- newsfromme.com, September 25, 2008
- Comic Book Resources forum 
- Epic Comics, issue 34, page 15
- Epic Comics, issue 35, page 19-20
- "Newswatch: Groo Wanders to Image," The Comics Journal #172 (November 1994), pp. 40.
- Buddy L. (via Quint). "Buddy-L returns with a follow-up WONDERCON report!!! STAR TREK movie talk! Lotsa comic news, including a GROO movie?!?" Ain't It Cool News (March 8, 2007).
- Evanier, Mark. "Stuff Upcoming," News From Me: POV Online (September 10, 2007).
- A. Tramountanas, George. ECCC: DC Nation (March 5, 2011).
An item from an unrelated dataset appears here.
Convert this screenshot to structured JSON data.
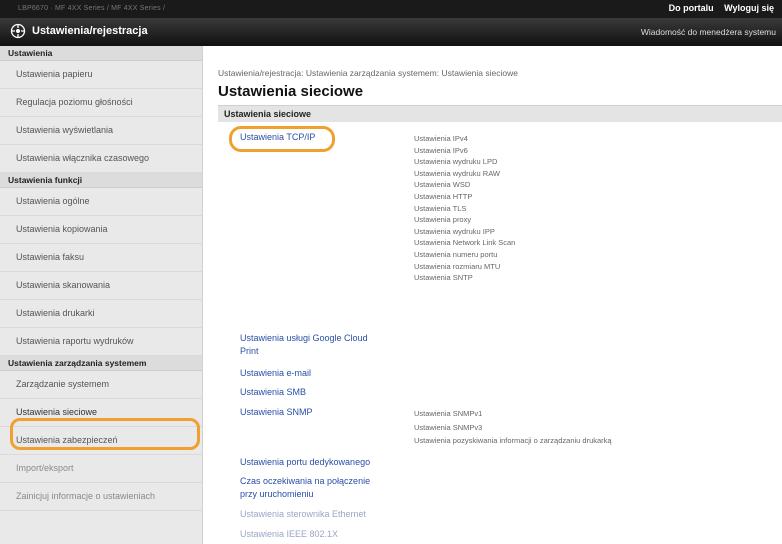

- Renaud, Jeffrey. Aragonés Dips Groo into Conan's Cimmeria (April 18, 2011).
- Evanier, Mark. News From Me: Sergio on Hiatus (February 3, 2012).
- Evanier, Mark (April 8, 2009). "Dark Horse/Emerald City Con news....". The Groop mailing list. http://mailman.newdream.net/pipermail/groop/2009-April/014278.html. Retrieved April 8, 2009.
- "Sergio Aragonés' Groo the Wanderer: Artist's Edition PRE-ORDER". Retrieved July 4, 2012.
- "Sergio Aragonés' Groo the Wanderer Artist's Edition Limited Edition Variant COMIC-CON PICK-UP ONLY". Retrieved July 4, 2012.
- "2009 Eisner Award Nominees Named". Newsarama (Imaginova Corp). April 7, 2009. Retrieved April 8, 2009.
- "Wizard's top 200 characters. External link consists of a forum site summing up the top 200 characters of Wizard Magazine since the real site that contains the list is broken.". Wizard magazine. Retrieved May 07, 2011.
- "Groo is number 100". IGN. Retrieved May 05, 2011.
- Official Groo site
- Join The Groop, the Official Groo email list!
- The Norwegian Groo Page - groo.org
- Sergio Aragonés official site
- Mark Evanier's official site at povonline.com and www.newsfromme.com
- Groo wiki
- Those Who Fear Groo forum for Groo fans
- Groo the Wanderer - an unofficial fansite
- El diccionario de Groo (The Groo Alphabet) - An unofficial spanish fansite
- Who Wants to be a Mendicant? Groo the Wanderer article on ComicsBulletin
- Dark Horse Comics Groo vs Conan #1 announcement on Dark Horse Comics